Grexit, Brexit, Anyexit. None of these will fatally the EU. The EU was fatally wounded in 1999 when the Euro was introduced. It’s just taking a bloody long time to die.

BREXIT. Yes Please.

Brexit

I love Europe. I have lived in several countries on the continent and visited pretty much all of the rest. I speak a few of the languages. My wife has an Italian ID card.

Whether it be for business or pleasure, I am forever travelling around Europe.

Then why do I want Britain out of the European Union? (BREXIT)

I live in a village in England. I vote for my parish council, my borough council, my independent Police Commissioner and my Member of Parliament. Lest I be worried about under-representation, there is also the House of the Lords; for whom I don’t vote. To support all of these folk, the UK has constructed enormous bureaucracies, that support the democratic structures of the UK and implement the policies agreed.
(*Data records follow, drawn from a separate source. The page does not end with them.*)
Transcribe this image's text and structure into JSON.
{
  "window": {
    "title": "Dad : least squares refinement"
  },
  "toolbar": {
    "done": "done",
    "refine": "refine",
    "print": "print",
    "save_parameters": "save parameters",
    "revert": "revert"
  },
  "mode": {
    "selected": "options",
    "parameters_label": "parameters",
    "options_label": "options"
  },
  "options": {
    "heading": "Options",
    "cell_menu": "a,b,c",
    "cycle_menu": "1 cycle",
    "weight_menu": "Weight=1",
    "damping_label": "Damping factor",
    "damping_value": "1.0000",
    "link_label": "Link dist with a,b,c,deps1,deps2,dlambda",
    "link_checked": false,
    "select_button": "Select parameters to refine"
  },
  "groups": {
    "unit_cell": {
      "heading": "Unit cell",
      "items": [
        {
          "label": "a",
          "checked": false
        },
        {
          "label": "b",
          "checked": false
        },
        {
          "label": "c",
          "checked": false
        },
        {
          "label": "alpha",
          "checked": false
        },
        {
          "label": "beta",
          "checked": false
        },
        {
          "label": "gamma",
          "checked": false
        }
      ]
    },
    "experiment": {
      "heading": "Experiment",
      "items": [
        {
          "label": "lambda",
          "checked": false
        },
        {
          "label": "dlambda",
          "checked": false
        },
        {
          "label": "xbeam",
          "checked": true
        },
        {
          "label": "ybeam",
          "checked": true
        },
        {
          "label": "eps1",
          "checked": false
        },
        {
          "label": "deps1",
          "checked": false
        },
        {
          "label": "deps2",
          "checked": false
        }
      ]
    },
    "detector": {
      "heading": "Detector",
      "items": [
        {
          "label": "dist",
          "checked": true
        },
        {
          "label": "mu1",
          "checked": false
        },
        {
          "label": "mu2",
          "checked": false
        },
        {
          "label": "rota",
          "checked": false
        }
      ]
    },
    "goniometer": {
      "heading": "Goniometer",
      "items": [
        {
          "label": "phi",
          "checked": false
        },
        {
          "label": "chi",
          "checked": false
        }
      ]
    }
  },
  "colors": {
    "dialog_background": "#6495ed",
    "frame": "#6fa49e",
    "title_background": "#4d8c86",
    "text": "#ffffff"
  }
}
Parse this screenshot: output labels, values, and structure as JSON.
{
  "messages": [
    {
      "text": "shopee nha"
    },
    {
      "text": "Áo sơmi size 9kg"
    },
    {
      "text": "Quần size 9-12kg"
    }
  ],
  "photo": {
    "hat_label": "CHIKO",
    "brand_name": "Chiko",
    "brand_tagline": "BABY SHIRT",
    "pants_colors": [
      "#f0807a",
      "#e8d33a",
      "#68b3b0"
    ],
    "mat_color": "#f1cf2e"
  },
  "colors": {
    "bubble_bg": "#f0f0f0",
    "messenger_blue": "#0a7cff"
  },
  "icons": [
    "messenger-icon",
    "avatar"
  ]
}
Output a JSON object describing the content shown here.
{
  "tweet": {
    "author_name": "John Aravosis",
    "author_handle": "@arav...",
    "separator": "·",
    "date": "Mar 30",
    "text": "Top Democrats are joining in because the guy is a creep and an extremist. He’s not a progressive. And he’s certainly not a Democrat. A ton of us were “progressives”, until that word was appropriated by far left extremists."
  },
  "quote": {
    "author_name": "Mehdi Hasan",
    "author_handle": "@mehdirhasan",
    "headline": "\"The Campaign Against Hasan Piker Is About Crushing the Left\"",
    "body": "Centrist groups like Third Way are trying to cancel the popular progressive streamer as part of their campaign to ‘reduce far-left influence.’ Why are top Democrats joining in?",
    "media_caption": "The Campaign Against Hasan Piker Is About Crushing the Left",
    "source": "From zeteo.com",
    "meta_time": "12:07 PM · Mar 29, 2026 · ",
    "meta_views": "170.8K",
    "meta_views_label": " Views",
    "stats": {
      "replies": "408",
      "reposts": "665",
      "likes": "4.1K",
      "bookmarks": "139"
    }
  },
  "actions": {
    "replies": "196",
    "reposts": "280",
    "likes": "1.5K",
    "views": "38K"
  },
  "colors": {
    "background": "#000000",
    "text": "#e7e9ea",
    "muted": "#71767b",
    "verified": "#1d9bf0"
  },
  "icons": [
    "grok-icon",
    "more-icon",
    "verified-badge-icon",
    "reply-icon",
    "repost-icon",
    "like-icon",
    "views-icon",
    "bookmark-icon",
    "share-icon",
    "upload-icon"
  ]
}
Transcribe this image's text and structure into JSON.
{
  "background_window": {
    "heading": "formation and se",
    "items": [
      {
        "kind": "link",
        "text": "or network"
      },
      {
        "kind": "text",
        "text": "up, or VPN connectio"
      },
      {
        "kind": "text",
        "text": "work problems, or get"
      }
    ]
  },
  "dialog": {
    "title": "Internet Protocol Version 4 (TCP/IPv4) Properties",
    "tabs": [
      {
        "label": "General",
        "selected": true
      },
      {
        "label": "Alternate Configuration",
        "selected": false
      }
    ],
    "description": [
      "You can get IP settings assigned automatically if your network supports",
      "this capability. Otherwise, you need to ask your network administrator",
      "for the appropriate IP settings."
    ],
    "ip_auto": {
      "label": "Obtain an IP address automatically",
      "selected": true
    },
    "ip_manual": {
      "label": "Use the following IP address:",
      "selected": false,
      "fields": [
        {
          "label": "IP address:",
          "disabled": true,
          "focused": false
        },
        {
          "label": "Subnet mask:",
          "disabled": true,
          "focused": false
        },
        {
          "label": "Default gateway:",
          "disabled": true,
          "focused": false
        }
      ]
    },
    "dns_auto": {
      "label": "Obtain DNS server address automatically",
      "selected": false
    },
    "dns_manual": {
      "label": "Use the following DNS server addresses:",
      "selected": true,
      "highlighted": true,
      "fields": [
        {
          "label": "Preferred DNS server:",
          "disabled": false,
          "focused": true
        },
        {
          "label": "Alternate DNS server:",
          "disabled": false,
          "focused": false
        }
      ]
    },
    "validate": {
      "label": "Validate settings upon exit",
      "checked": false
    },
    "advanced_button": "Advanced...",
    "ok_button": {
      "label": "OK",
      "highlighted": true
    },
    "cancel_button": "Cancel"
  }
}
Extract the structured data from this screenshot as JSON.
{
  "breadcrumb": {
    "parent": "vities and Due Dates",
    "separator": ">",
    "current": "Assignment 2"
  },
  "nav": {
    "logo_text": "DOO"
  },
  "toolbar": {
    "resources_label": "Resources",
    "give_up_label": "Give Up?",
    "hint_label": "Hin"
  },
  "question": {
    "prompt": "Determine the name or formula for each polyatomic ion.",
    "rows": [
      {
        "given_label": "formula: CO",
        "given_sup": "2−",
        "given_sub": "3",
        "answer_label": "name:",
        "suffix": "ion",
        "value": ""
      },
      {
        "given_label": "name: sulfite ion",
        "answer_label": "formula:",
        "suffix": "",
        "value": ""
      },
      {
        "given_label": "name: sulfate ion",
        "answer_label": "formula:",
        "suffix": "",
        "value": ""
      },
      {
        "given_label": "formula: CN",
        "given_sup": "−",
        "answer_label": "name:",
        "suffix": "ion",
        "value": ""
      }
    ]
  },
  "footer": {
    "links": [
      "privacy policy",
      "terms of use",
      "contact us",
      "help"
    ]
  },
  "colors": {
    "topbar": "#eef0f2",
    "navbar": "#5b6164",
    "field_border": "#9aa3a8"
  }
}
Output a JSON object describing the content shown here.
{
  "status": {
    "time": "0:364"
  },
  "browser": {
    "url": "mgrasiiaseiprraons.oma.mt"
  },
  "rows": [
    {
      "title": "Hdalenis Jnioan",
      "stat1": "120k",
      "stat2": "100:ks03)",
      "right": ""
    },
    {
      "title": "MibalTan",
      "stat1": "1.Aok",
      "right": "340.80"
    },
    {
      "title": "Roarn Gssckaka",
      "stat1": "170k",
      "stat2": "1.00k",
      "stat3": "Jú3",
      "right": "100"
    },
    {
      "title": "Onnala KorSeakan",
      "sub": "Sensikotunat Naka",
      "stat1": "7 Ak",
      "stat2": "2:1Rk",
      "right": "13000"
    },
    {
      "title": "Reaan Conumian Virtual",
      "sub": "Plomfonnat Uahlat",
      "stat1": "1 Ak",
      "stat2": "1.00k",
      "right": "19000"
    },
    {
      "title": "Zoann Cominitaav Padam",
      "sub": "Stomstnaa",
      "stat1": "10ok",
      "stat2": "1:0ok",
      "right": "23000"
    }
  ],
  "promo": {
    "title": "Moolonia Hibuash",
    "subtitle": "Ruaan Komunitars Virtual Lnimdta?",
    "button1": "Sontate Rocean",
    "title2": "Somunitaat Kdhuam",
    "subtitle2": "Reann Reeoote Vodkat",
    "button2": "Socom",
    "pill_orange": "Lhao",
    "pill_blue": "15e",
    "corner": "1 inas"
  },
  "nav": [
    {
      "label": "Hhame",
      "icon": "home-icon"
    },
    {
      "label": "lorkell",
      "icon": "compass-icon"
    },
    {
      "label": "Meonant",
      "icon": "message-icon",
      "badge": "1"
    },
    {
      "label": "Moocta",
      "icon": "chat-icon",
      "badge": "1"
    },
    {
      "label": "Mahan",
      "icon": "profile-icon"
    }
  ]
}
As a member of the EU, the UK also has to elect members to the European Parliament, as does every member state. To ensure that these people are able to effectively discharge their duty, the EU has also built an enormous bureaucracy to support it, in many languages across a wide area.

Who are these structures paid by?

Well, by the tax-payer, of course.

As I am sure every European has experienced – each element of these mammoth structures is desperate to constantly prove its importance; by fixing something. Should there be an absence of things needing to be fixed, there is no let up – they simply fix things that aren’t broken, or even break things, so that they can fix them.

In my business life, I have spent some time inside the ‘Brussels Bubble’. The term is surprisingly accurate. There is a bubble. Life within the bubble involves quite a lot of lunch, long and voluminous meetings about not very much at all and the occasional migration, when the whole bubble packs up and becomes the Strasbourg bubble for a while. (On a positive note, I should point out that the lunches were excellent, and always involved good wine.)

Everyone in the bubble is very well paid.

By the tax-payer, of course. 

For me, BREXIT is about paying for less idle and needless government.

Politicians and the bureaucrats are in the business of shaping our perceptions. (Bullshitting in other words.) I will give one more recent example.

Mr Obama, President of the United States has recently popped over to the UK to share his wisdom. He seems like a friendly enough sort of guy and he is President of the United States of America – so I, for one, was interested to hear what he had to say.

Mr O thinks that the UK should stay in Europe – apparently to save the US the bother of having to negotiate individually with the UK. It’s just so much easier to do everyone in one go.

Not the most persuasive argument.

There was even a mild tone of threat – as he explained that it might take ten years for a UK outside of the EU, to negotiate a trade deal with the USA. The sub-text (sorry, bullshit) for this line of argument is that trade deals are BIG. Difficult. Tough. Require LOTS of highly skilled (and paid) negotiating teams.

Here is my effort to help the world move forward.

Mr O. Take the trade agreement that you have with the EU and save it in a word document. Do a ‘search and replace’ or two. Replace EU with UK for example. Proof-read it, make a couple of manual changes where necessary and sign it. I think we could start on Monday morning, and be on the first tee by lunch-time.

You’re very welcome.

I am led to understand that the Brussels bubble is very similar to the Westminster bubble. It may well be. I will tell you one key difference:

On June 23rd, I have a chance to vote myself out of the Brussels bubble and the enormous cost of it.